» **YOUR TASK**
Produce a word-for-word copy of the data that follows, excluding images.

[Records excerpted from a collection]
________

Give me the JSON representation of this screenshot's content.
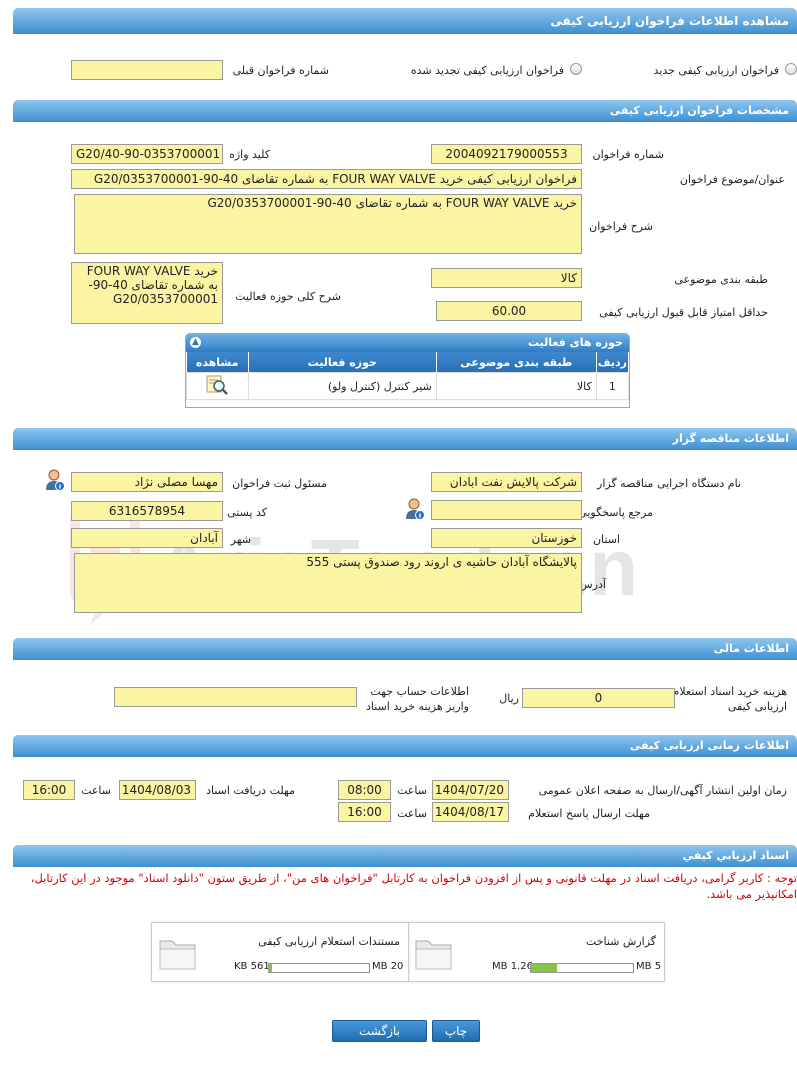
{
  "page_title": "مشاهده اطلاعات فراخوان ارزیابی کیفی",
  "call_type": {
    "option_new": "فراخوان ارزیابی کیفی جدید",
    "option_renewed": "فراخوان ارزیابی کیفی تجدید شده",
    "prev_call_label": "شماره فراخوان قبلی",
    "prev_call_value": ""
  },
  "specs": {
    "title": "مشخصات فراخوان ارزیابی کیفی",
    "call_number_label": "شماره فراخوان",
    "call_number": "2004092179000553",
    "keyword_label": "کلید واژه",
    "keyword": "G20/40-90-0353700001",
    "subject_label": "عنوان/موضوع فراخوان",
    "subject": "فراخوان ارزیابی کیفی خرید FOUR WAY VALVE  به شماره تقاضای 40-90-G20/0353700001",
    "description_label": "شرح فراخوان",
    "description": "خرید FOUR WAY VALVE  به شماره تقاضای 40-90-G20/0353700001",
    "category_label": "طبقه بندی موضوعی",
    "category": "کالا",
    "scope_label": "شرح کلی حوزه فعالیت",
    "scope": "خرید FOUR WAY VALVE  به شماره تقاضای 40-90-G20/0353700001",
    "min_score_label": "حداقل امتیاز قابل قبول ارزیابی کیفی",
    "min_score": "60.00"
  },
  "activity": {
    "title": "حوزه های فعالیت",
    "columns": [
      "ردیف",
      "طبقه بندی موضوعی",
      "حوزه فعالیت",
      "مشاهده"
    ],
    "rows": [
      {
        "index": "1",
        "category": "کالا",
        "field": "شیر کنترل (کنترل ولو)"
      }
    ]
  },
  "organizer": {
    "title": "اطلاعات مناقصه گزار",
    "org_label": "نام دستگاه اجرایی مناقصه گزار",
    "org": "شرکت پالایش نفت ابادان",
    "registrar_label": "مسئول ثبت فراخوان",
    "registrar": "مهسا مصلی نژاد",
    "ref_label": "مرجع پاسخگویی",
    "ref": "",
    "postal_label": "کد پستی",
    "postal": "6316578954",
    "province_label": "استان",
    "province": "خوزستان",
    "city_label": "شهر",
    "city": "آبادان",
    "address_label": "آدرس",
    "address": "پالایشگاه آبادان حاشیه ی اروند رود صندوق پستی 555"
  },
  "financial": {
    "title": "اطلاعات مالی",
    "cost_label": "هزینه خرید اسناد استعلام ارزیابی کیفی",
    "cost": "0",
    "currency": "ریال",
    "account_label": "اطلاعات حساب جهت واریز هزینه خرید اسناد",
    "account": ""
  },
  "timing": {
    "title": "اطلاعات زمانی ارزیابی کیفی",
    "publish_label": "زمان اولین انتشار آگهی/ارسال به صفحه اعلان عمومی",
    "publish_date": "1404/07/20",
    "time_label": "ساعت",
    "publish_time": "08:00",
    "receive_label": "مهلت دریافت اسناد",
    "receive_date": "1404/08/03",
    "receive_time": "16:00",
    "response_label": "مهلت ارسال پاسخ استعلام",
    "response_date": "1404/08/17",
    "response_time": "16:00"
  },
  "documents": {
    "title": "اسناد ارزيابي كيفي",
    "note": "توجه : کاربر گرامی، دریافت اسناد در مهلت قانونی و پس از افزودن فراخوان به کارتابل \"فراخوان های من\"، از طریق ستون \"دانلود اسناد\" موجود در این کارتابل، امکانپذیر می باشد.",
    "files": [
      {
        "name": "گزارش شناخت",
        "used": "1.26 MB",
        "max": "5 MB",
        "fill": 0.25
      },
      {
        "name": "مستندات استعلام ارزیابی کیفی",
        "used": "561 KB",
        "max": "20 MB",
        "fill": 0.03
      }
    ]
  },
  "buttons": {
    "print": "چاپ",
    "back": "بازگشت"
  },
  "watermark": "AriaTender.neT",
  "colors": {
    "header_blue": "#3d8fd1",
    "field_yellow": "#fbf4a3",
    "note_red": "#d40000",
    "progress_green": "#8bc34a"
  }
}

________

» **ANSWER**
Give me the JSON representation of this screenshot's content.
{
  "page_title": "مشاهده اطلاعات فراخوان ارزیابی کیفی",
  "call_type": {
    "option_new": "فراخوان ارزیابی کیفی جدید",
    "option_renewed": "فراخوان ارزیابی کیفی تجدید شده",
    "prev_call_label": "شماره فراخوان قبلی",
    "prev_call_value": ""
  },
  "specs": {
    "title": "مشخصات فراخوان ارزیابی کیفی",
    "call_number_label": "شماره فراخوان",
    "call_number": "2004092179000553",
    "keyword_label": "کلید واژه",
    "keyword": "G20/40-90-0353700001",
    "subject_label": "عنوان/موضوع فراخوان",
    "subject": "فراخوان ارزیابی کیفی خرید FOUR WAY VALVE  به شماره تقاضای 40-90-G20/0353700001",
    "description_label": "شرح فراخوان",
    "description": "خرید FOUR WAY VALVE  به شماره تقاضای 40-90-G20/0353700001",
    "category_label": "طبقه بندی موضوعی",
    "category": "کالا",
    "scope_label": "شرح کلی حوزه فعالیت",
    "scope": "خرید FOUR WAY VALVE  به شماره تقاضای 40-90-G20/0353700001",
    "min_score_label": "حداقل امتیاز قابل قبول ارزیابی کیفی",
    "min_score": "60.00"
  },
  "activity": {
    "title": "حوزه های فعالیت",
    "columns": [
      "ردیف",
      "طبقه بندی موضوعی",
      "حوزه فعالیت",
      "مشاهده"
    ],
    "rows": [
      {
        "index": "1",
        "category": "کالا",
        "field": "شیر کنترل (کنترل ولو)"
      }
    ]
  },
  "organizer": {
    "title": "اطلاعات مناقصه گزار",
    "org_label": "نام دستگاه اجرایی مناقصه گزار",
    "org": "شرکت پالایش نفت ابادان",
    "registrar_label": "مسئول ثبت فراخوان",
    "registrar": "مهسا مصلی نژاد",
    "ref_label": "مرجع پاسخگویی",
    "ref": "",
    "postal_label": "کد پستی",
    "postal": "6316578954",
    "province_label": "استان",
    "province": "خوزستان",
    "city_label": "شهر",
    "city": "آبادان",
    "address_label": "آدرس",
    "address": "پالایشگاه آبادان حاشیه ی اروند رود صندوق پستی 555"
  },
  "financial": {
    "title": "اطلاعات مالی",
    "cost_label": "هزینه خرید اسناد استعلام ارزیابی کیفی",
    "cost": "0",
    "currency": "ریال",
    "account_label": "اطلاعات حساب جهت واریز هزینه خرید اسناد",
    "account": ""
  },
  "timing": {
    "title": "اطلاعات زمانی ارزیابی کیفی",
    "publish_label": "زمان اولین انتشار آگهی/ارسال به صفحه اعلان عمومی",
    "publish_date": "1404/07/20",
    "time_label": "ساعت",
    "publish_time": "08:00",
    "receive_label": "مهلت دریافت اسناد",
    "receive_date": "1404/08/03",
    "receive_time": "16:00",
    "response_label": "مهلت ارسال پاسخ استعلام",
    "response_date": "1404/08/17",
    "response_time": "16:00"
  },
  "documents": {
    "title": "اسناد ارزيابي كيفي",
    "note": "توجه : کاربر گرامی، دریافت اسناد در مهلت قانونی و پس از افزودن فراخوان به کارتابل \"فراخوان های من\"، از طریق ستون \"دانلود اسناد\" موجود در این کارتابل، امکانپذیر می باشد.",
    "files": [
      {
        "name": "گزارش شناخت",
        "used": "1.26 MB",
        "max": "5 MB",
        "fill": 0.25
      },
      {
        "name": "مستندات استعلام ارزیابی کیفی",
        "used": "561 KB",
        "max": "20 MB",
        "fill": 0.03
      }
    ]
  },
  "buttons": {
    "print": "چاپ",
    "back": "بازگشت"
  },
  "watermark": "AriaTender.neT",
  "colors": {
    "header_blue": "#3d8fd1",
    "field_yellow": "#fbf4a3",
    "note_red": "#d40000",
    "progress_green": "#8bc34a"
  }
}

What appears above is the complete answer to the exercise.